Causes and Symptoms

Tendonitis is very simply the inflammation or irritation of a tendon anywhere in your body. A tendon is a cord that connects bone to muscle. The most common cause of tendonitis is overuse through low-impact motions that repeat time and time again. An example of a typical tendonitis injury is tennis elbow. Tennis elbow is just tendonitis that is located in the elbow joint as a result of swinging the racket over and over. Rather than some kind of blunt trauma leading to the injury, this condition is just a result of too much use of the tendon. In some cases, however, tendonitis can develop as a side effect of another, more traumatic, injury.

While any tendon is susceptible to tendonitis, some areas are more commonly affected than others. The elbow, shoulders, knees, and Achilles tendon are all places where many people have experienced tendonitis at some point. Athletes are certainly at risk for tendonitis when they play their respective sports frequently and use the same tendons to complete repetitive motions. Non-athletes can also find themselves with tendonitis, from a variety of causes.
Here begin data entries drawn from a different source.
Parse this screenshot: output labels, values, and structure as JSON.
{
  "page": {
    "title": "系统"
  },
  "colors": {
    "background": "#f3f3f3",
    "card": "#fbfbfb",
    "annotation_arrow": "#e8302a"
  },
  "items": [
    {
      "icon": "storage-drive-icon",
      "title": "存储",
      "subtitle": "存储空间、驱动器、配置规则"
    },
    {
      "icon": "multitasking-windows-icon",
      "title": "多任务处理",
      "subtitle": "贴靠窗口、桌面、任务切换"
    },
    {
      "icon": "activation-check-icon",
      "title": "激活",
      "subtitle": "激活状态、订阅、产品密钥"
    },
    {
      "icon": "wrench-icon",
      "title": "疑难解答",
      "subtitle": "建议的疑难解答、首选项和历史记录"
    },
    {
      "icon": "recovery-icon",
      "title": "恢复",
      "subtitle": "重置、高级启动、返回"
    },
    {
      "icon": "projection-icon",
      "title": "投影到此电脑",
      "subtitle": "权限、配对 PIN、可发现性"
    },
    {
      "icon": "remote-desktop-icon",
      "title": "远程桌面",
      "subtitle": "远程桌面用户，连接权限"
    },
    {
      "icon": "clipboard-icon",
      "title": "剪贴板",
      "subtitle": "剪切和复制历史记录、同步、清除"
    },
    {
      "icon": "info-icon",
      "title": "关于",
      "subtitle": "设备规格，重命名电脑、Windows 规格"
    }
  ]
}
If your work requires the same physical actions time and again, like bending over and lifting for example, you could develop tendonitis in areas that are used excessively each day.


Tendonitis Symptoms

Symptoms of tendonitis often come on gradually and get worse the longer they are left untreated. What will start as a slight pain or discomfort can reach the point of no longer being able to move in a certain fashion because of the severe pain. Calcium deposits can also develop at the site of the tendonitis, which can create a very sharp pain instead of the dull ache that is more commonly associated with tendonitis.

The best way to treat your tendonitis is to not get it in the first place. Try to slowly work into any physical activity, especially if you are not in good physical condition to being with. Any repetitive motion should be avoided if at all possible, and you should always stop at the first sign of unusual pain or discomfort. If you have already been afflicted with tendonitis, simple treatments like ice and rest are a good start toward getting your tendon healthy once again.

Physical therapy is recognized as one of the best ways to deal with tendonitis so that the injury is removed and the area affected returns to the condition it was in previously, if not stronger. Your physical therapist will analyze your tendonitis and create a plan that includes range of motion exercises and appropriate stretches. At first, these activities will work to reduce the pain and discomfort being experienced with the tendonitis. Once that is accomplished, the goal will become to strengthen the area so that the tendonitis is not a recurring problem and the patient can go about their normal life with no long term side effects or disabilities. The length of time that tendonitis needs to improve depends greatly on the injury itself and your physical condition, so speak with your physical therapist and make sure your plan is just right for you and your needs.